Increased viewership

As previously stated, TV viewership has been down for many sports due to a lack of television viewing. For the WNBA, it was a viewership gold mine. The league received one of the largest TV schedules in history, with 40 games played on CBS and CBS Sports Network and 24 games played on ABC, ESPN and ESPN2. The season opener brought in the most viewers since 2012, while the four games that made up opening weekend saw an average of 401,000 viewers per game. Game 3 of the WNBA Finals, which saw the Storm claim the trophy, experienced a viewership increase of 27% in comparison to the Washington Mystics’ 2019 championship-clinching game. The bubble set the WNBA on the right path in building a bigger fan base to start this new decade, and the league should continue to receive more lengthy TV schedules.

Blocked shots

No Sabrina Ionescu

Ionescu was not the only player impacted by injury, but hers was perhaps the most significant to fans and intrigued viewers alike. Ionescu’s stardom wasn’t self-contained within the women’s college basketball world, expanding to intersect with many different fans and legends, one of whom was her mentor, Bryant. Her basketball IQ, relentless scoring and eagerness to involve her teammates made her a dominant force at Oregon and seemingly set the table for an NCAA championship in 2020. That is, until March Madness was canceled because of COVID-19. Drafted first overall to the New York Liberty from the comfort of her own home, Ionescu intrigued basketball fans who were eager to see if the rookie’s dominance would hold up at the professional level. After a rocky start, Ionescu regrouped and came back with a 33-point outing against the Dallas Wings in her second game before suffering an ankle sprain July 31, which prematurely ended her season. This was unfortunate for Ionescu, who was a likely contender to secure the Rookie of the Year award and lead the Liberty in a new direction. It was also unfortunate for New York, which lost a high-profile star to watch in between opening week and the playoffs.

An even shorter season

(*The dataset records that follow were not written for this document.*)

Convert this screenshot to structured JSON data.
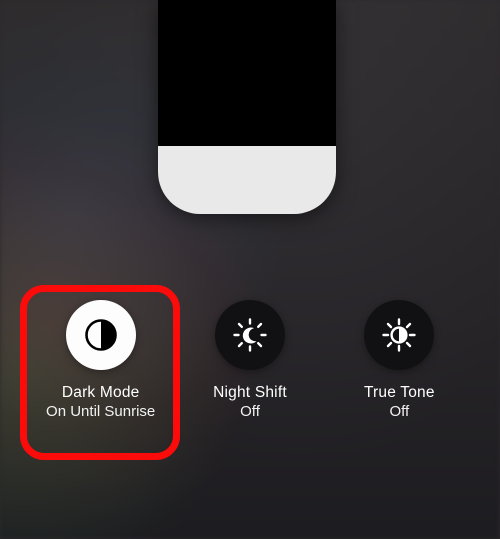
{
  "brightness": {
    "level_percent": 32
  },
  "toggles": {
    "dark_mode": {
      "label": "Dark Mode",
      "status": "On Until Sunrise",
      "on": true
    },
    "night_shift": {
      "label": "Night Shift",
      "status": "Off",
      "on": false
    },
    "true_tone": {
      "label": "True Tone",
      "status": "Off",
      "on": false
    }
  },
  "annotation": {
    "highlight_target": "dark-mode-toggle",
    "color": "#fc0b0b"
  }
}
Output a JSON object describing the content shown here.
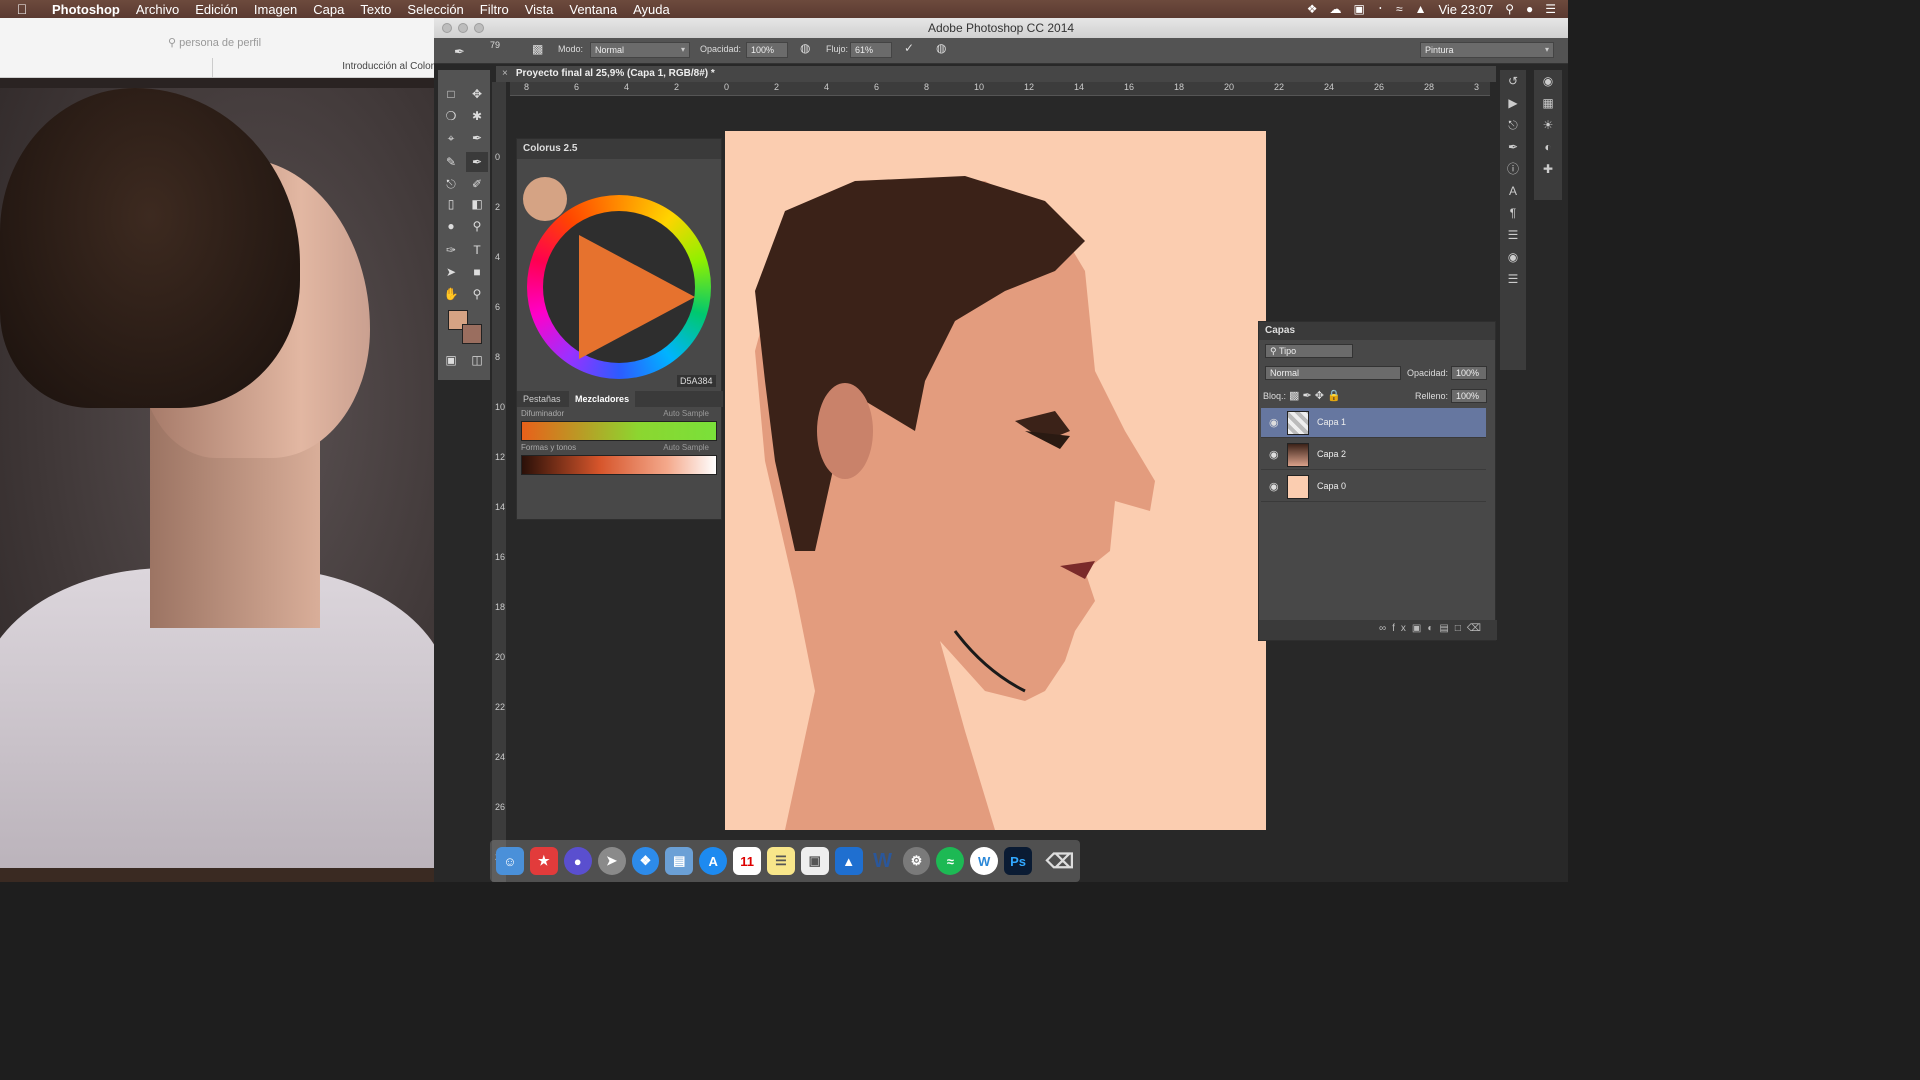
{
  "menubar": {
    "app": "Photoshop",
    "items": [
      "Archivo",
      "Edición",
      "Imagen",
      "Capa",
      "Texto",
      "Selección",
      "Filtro",
      "Vista",
      "Ventana",
      "Ayuda"
    ],
    "clock": "Vie 23:07"
  },
  "browser": {
    "search_placeholder": "persona de perfil",
    "tab_label": "Introducción al Color"
  },
  "photoshop": {
    "window_title": "Adobe Photoshop CC 2014",
    "options": {
      "brush_size": "79",
      "mode_label": "Modo:",
      "mode_value": "Normal",
      "opacity_label": "Opacidad:",
      "opacity_value": "100%",
      "flow_label": "Flujo:",
      "flow_value": "61%",
      "workspace": "Pintura"
    },
    "doc_tab": "Proyecto final al 25,9% (Capa 1, RGB/8#) *",
    "ruler_h": [
      "8",
      "6",
      "4",
      "2",
      "0",
      "2",
      "4",
      "6",
      "8",
      "10",
      "12",
      "14",
      "16",
      "18",
      "20",
      "22",
      "24",
      "26",
      "28",
      "3"
    ],
    "ruler_v": [
      "0",
      "2",
      "4",
      "6",
      "8",
      "10",
      "12",
      "14",
      "16",
      "18",
      "20",
      "22",
      "24",
      "26",
      "2"
    ]
  },
  "coolorus": {
    "title": "Colorus 2.5",
    "hex": "D5A384",
    "tabs": [
      "Pestañas",
      "Mezcladores"
    ],
    "mixer1_label": "Difuminador",
    "mixer2_label": "Formas y tonos",
    "auto_sample": "Auto Sample"
  },
  "layers_panel": {
    "title": "Capas",
    "filter": "Tipo",
    "blend_mode": "Normal",
    "opacity_label": "Opacidad:",
    "opacity_value": "100%",
    "lock_label": "Bloq.:",
    "fill_label": "Relleno:",
    "fill_value": "100%",
    "layers": [
      {
        "name": "Capa 1",
        "selected": true
      },
      {
        "name": "Capa 2",
        "selected": false
      },
      {
        "name": "Capa 0",
        "selected": false
      }
    ]
  },
  "dock": {
    "apps": [
      "finder-icon",
      "bookmarks-icon",
      "siri-icon",
      "launchpad-icon",
      "safari-icon",
      "preview-icon",
      "appstore-icon",
      "calendar-icon",
      "notes-icon",
      "photos-icon",
      "keynote-icon",
      "word-icon",
      "system-prefs-icon",
      "spotify-icon",
      "wunderlist-icon",
      "photoshop-icon",
      "trash-icon"
    ],
    "calendar_day": "11",
    "ps_label": "Ps",
    "word_label": "W"
  },
  "colors": {
    "foreground": "#D5A384",
    "background": "#9A6E5F",
    "canvas": "#FBCDB0",
    "selected_layer": "#6677A0"
  }
}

Reducing the number of games may have been beneficial to viewership, but some players reported being in a distracted headspace while playing this season. Fewer games meant more pressure, and the last thing anyone needs during this pandemic is more pressure. Like within the NBA, there were opt-outs, and injuries prevailed — multiple players opted out for various reasons, and teams such as the Indiana Fever were gashed by injuries. Other noteworthy injuries included Bird, Sylvia Fowles and, prior to entering the bubble, Kelsey Plum. A shorter season also kept players from padding their stats as much as would usually be possible. Some WNBA records are based on game streaks, and the shorter season did not allow for these continuous records to be broken. Outside of continuous records, it just simply was not enough time for veteran players to uplift their resumes and for rookies to find their footing in the league.

There are other factors that contributed to the NBA’s and WNBA’s bubble successes and failures. Considering how many moving parts existed and the fact that we still got moments such as those presented above, a strong case can be made for the format’s success within either league. After all, this format had never been accomplished before. Nevertheless, let’s hope the 2019-20 season can be written off as a unique experience for all basketball fans, with a return to tradition around the corner.

Raven Gatson is a sports staff writer. Contact her at [email protected].